I started attending the weekly meetings, which opened my mind to other people like me, who wanted more info about sexual health. Some were gay, straight, bi, lesbian, etc. I learned about the importance of getting tested regularly, healthy relationships, and consent. It was so important for me to get this info at school because I wasn’t getting comprehensive and inclusive information at home.
My mom was open with me about sex and relationships in that she talked about it, but the info she gave never applied to me. It didn’t make sense to me. It was all about “the birds and bees” and relationships between men and women. She never talked about people who identify as LGBT because we grew up religious.
I went to church every Sunday and I remember I would wear the cool shirts I got from the Peer Advocate program like shirts that said GYT (get yourself tested) across the front or shirts that said SEX ED. My church friends would ask, nervously, “What is that???” They were curious. When I started sharing what I learned through the Peer Advocate program with my church friends, they were shocked about all this new, comprehensive information. I assumed that since Planned Parenthood was at my school, it was at their schools, too. But it wasn’t. They had only learned about abstinence in their schools. I was able to bring new info that I was privileged to receive from Planned Parenthood at my school.

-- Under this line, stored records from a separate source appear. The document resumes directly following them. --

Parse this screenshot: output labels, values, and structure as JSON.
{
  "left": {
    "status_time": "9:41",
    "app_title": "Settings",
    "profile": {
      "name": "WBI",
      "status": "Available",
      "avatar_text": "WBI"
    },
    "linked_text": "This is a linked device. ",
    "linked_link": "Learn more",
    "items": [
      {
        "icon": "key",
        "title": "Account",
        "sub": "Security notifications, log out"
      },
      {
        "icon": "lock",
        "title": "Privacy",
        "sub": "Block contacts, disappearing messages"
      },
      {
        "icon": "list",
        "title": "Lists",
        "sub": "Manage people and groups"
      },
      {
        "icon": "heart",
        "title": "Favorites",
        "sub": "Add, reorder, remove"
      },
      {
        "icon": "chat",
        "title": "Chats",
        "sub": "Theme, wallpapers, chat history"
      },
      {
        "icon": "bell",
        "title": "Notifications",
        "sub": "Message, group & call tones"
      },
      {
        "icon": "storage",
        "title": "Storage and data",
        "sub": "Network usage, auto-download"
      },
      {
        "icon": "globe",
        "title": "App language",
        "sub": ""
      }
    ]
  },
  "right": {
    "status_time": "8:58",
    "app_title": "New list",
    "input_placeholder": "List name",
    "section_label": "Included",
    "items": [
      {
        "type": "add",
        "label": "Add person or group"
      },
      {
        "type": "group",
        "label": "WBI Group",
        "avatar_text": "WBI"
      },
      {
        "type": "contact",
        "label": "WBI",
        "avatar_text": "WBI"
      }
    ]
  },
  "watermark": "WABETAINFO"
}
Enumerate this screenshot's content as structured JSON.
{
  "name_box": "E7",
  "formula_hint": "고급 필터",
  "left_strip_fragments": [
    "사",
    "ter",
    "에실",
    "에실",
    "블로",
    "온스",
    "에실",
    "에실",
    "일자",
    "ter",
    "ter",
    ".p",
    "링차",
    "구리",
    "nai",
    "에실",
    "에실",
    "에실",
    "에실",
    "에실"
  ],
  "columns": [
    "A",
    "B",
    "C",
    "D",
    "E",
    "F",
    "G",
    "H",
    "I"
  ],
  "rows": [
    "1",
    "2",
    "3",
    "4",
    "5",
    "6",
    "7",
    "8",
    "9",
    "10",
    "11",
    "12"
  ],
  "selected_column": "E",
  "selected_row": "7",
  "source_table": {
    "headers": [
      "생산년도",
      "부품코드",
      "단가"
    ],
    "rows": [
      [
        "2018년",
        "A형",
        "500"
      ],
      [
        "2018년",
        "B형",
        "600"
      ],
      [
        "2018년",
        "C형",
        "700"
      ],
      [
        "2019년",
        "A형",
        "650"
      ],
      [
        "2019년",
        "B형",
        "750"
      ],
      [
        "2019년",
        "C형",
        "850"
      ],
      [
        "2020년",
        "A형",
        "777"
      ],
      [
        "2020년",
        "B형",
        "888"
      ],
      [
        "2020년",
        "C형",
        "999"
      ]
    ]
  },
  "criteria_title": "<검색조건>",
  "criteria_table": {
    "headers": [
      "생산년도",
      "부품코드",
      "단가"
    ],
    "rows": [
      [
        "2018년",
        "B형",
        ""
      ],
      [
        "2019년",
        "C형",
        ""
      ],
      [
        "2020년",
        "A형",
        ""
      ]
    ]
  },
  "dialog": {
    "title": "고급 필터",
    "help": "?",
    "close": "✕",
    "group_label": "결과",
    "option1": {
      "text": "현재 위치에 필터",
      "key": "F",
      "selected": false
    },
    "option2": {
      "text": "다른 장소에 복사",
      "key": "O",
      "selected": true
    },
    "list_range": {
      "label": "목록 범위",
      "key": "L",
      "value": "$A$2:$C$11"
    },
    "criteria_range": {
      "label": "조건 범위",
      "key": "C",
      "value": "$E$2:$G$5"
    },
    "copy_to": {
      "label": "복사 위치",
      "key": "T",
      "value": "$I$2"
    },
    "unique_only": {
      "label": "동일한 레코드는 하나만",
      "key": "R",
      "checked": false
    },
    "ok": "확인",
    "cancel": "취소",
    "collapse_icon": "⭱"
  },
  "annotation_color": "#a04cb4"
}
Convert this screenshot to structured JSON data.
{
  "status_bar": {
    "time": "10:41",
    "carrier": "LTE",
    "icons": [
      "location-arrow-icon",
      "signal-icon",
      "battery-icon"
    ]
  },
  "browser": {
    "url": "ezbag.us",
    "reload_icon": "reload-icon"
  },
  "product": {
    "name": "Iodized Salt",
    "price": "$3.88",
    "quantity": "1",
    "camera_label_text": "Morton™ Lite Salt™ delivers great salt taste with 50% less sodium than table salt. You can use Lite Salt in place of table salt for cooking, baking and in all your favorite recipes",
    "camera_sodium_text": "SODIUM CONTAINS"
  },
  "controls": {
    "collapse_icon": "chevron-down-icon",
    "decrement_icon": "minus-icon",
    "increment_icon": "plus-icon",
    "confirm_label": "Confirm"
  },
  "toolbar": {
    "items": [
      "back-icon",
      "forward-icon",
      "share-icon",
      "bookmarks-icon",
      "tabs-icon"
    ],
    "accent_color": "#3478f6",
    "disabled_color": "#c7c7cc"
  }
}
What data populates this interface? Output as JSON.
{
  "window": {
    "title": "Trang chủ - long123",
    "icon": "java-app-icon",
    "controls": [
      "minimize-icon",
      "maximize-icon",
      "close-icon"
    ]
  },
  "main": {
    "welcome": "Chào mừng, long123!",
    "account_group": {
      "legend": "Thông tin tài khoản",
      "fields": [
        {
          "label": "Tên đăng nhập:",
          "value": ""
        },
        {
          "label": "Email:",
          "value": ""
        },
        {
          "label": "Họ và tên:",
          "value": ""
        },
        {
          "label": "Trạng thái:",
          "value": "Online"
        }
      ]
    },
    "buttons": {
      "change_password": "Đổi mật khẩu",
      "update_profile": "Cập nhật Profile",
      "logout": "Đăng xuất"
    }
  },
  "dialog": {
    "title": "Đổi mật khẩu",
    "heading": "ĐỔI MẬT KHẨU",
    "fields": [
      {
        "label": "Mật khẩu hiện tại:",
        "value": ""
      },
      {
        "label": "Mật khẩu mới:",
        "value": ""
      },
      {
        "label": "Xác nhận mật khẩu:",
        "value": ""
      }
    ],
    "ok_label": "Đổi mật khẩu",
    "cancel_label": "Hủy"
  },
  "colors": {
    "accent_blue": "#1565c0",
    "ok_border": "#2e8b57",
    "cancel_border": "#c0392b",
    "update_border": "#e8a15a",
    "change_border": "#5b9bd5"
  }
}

In my opinion, regardless of what school you go to, you should be able to have comprehensive sex ed info available to you. The law needs to change. Let’s support AB329 - you can show your support for this bill right now by signing onto this online action with Forward Together and Strong Families!